Losing Season Snaps Soccer’s NCS Streak


Madeleine Singh and Beck Chambers

For the first time in 12 years, boys’ varsity soccer failed to earn a spot in the North Coast Section (NCS) playoff tournament, finishing the regular season with a 6-13-4 record. Just 2 years ago, the team advanced to the NCS Championship game before being defeated by De Anza High School.

Head coach Aaron Girard, new to the position this year, noted that his squad lacked critical size and experience. “This year’s team was one of the youngest Campolindo varsity soccer teams in history,” he said. “Out of 20 rostered players on game days, we usually only had 2 to 3 healthy seniors, and the rest of our team were underclassmen.  In contrast, we routinely played teams with anywhere between 10 to 14 seniors on the field.  At high school level, that gap really puts your team at a huge deficit with regards to experience, speed, quickness, height, weight, and most importantly, leadership – everything.”

Varsity athlete junior Vivek Lashkari agreed with his coach. “A lot of the players this year for varsity did not have that much varsity experience, and that really took us down for the season,” he said. “Not everyone was always on the same page, and the chemistry wasn’t there to win the important games.”

Girard said the team faced a difficult game schedule and the absence of many essential team members, especially during the preseason as soccer overlapped with fall athletics. “Many teams in our division had a slew of easy games weaved into their schedule, whereas we only had roughly 3 of those games out of 23 games total,” he said. According to Girard, goalie junior Lucas Allen and “3-time All-Conference stud” senior Seppi Ortman were both unable to participate in the season’s first 6 games due to their participation in the NCS football playoffs.

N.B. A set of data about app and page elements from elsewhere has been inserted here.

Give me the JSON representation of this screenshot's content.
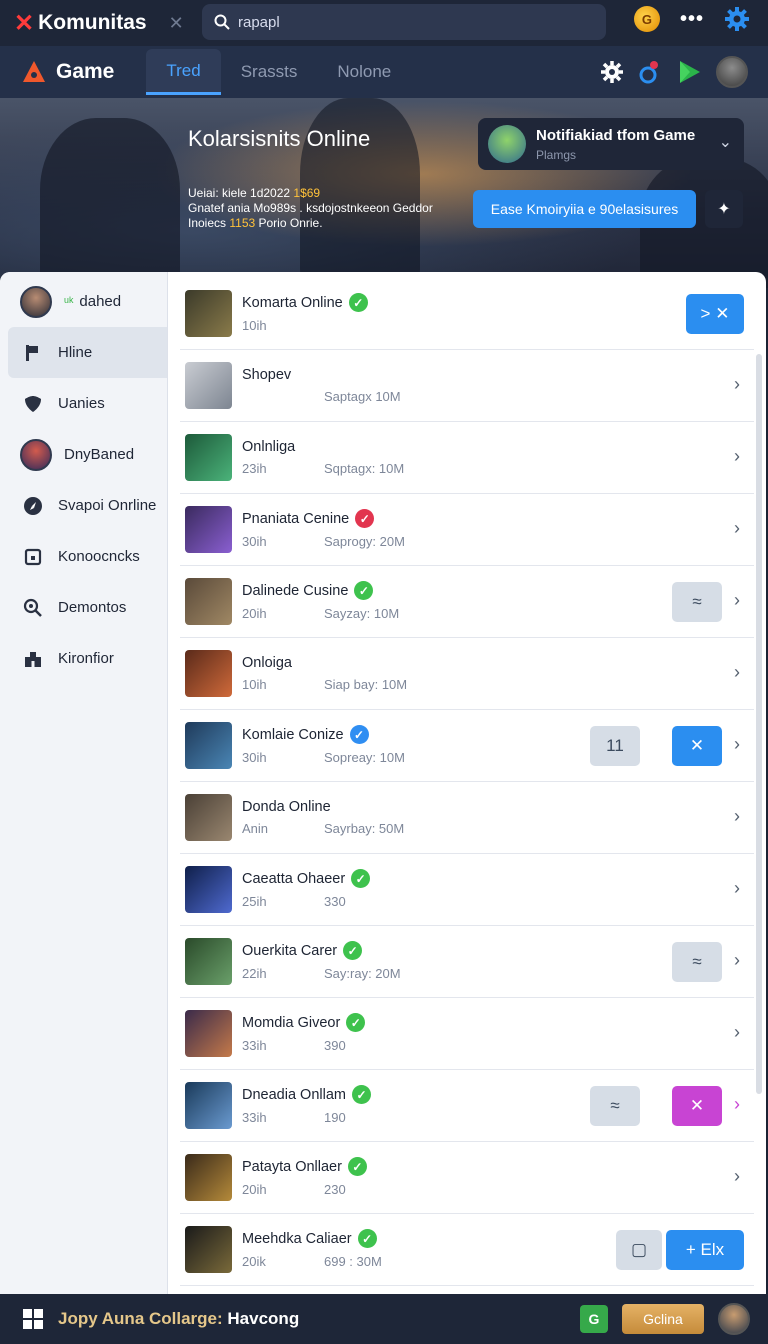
{
  "topbar": {
    "brand": "Komunitas",
    "close_glyph": "✕",
    "search_value": "rapapl",
    "coin_label": "G",
    "icons": [
      "coin-icon",
      "more-icon",
      "gear-icon"
    ]
  },
  "navbar": {
    "title": "Game",
    "tabs": [
      {
        "label": "Tred",
        "active": true
      },
      {
        "label": "Srassts",
        "active": false
      },
      {
        "label": "Nolone",
        "active": false
      }
    ]
  },
  "hero": {
    "title": "Kolarsisnits Online",
    "desc_line1_a": "Ueiai: kiele 1d2022 ",
    "desc_line1_b": "1$69",
    "desc_line2": "Gnatef ania Mo989s . ksdojostnkeeon Geddor",
    "desc_line3_a": "Inoiecs ",
    "desc_line3_b": "1153",
    "desc_line3_c": " Porio Onrie.",
    "notification": {
      "title": "Notifiakiad tfom Game",
      "subtitle": "Plamgs"
    },
    "primary_button": "Ease Kmoiryiia e 90elasisures"
  },
  "sidebar": {
    "items": [
      {
        "label": "dahed",
        "icon": "user-avatar",
        "active": false
      },
      {
        "label": "Hline",
        "icon": "flag-icon",
        "active": true
      },
      {
        "label": "Uanies",
        "icon": "shield-icon",
        "active": false
      },
      {
        "label": "DnyBaned",
        "icon": "user-avatar",
        "active": false
      },
      {
        "label": "Svapoi Onrline",
        "icon": "compass-icon",
        "active": false
      },
      {
        "label": "Konoocncks",
        "icon": "box-icon",
        "active": false
      },
      {
        "label": "Demontos",
        "icon": "search-icon",
        "active": false
      },
      {
        "label": "Kironfior",
        "icon": "castle-icon",
        "active": false
      }
    ]
  },
  "list": {
    "rows": [
      {
        "title": "Komarta Online",
        "badge": "green",
        "time": "10ih",
        "stat": ""
      },
      {
        "title": "Shopev",
        "badge": "",
        "time": "",
        "stat": "Saptagx 10M"
      },
      {
        "title": "Onlnliga",
        "badge": "",
        "time": "23ih",
        "stat": "Sqptagx: 10M"
      },
      {
        "title": "Pnaniata Cenine",
        "badge": "red",
        "time": "30ih",
        "stat": "Saprogy: 20M"
      },
      {
        "title": "Dalinede Cusine",
        "badge": "green",
        "time": "20ih",
        "stat": "Sayzay: 10M"
      },
      {
        "title": "Onloiga",
        "badge": "",
        "time": "10ih",
        "stat": "Siap bay: 10M"
      },
      {
        "title": "Komlaie Conize",
        "badge": "blue",
        "time": "30ih",
        "stat": "Sopreay: 10M"
      },
      {
        "title": "Donda Online",
        "badge": "",
        "time": "Anin",
        "stat": "Sayrbay: 50M"
      },
      {
        "title": "Caeatta Ohaeer",
        "badge": "green",
        "time": "25ih",
        "stat": "330"
      },
      {
        "title": "Ouerkita Carer",
        "badge": "green",
        "time": "22ih",
        "stat": "Say:ray: 20M"
      },
      {
        "title": "Momdia Giveor",
        "badge": "green",
        "time": "33ih",
        "stat": "390"
      },
      {
        "title": "Dneadia Onllam",
        "badge": "green",
        "time": "33ih",
        "stat": "190"
      },
      {
        "title": "Patayta Onllaer",
        "badge": "green",
        "time": "20ih",
        "stat": "230"
      },
      {
        "title": "Meehdka Caliaer",
        "badge": "green",
        "time": "20ik",
        "stat": "699 : 30M"
      }
    ],
    "row0_action": "> ✕",
    "row6_count": "11",
    "row13_action": "+ Elx"
  },
  "bottombar": {
    "text_a": "Jopy Auna Collarge: ",
    "text_b": "Havcong",
    "green_label": "G",
    "gold_button": "Gclina"
  },
  "colors": {
    "accent_blue": "#2b8ef0",
    "badge_green": "#3ec24d",
    "badge_red": "#e2354f",
    "magenta": "#c844d3"
  }
}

“We also had 3 of our 11 starting players go down with long-term injuries in the 2nd half of the season for the most important league games,” Girard added.

According to Lashkari, that lack of success was also a mental issue. “I think the team suffered a downfall this season because there was a poor attitude to this season and we had problems in the preseason,” he said.

“[The last time the team didn’t make NCS was] the last time hell froze over… which was the 2005-2006 season, ending a streak of 11 years. It’s about as PG as I can express my current emotions,” said former varsity coach Shane Carney, who had coached the program for almost a decade before giving up the position in order to focus on family.

Such a decrease in success raised the question of whose coaching style provided the best fit for the program. “Shane’s coaching style was a lot more blunt [than Girard’s] and we were able to communicate with each other in a better fashion,” admitted Lashkari.

However, Carney has little intention of returning to his position as head coach. “As of now, the program is Aaron’s,” said Carney. “If the position opened back up, I’d have to think about it, but I am thoroughly enjoying being able to be home at nights with my daughter. Putting a cute baby to sleep in a warm house beats out dealing with smelly teenage boys in freezing weather.”

Girard considers the season to have been a learning experience for athletes and coaches alike. “[This] was a season unlike any other I’ve ever been a part of in 30-plus years of playing and coaching,” said Girard.

The team’s coaches and players are already looking toward next season. “As a team, we handled many challenges well, but then a couple others were things we have to learn from, prepare for, and be better at next year. If our players and coaches work hard in the offseason, the future can be very bright for these underclassmen,” said Girard.

“We better get it done next year,” added Lashkari.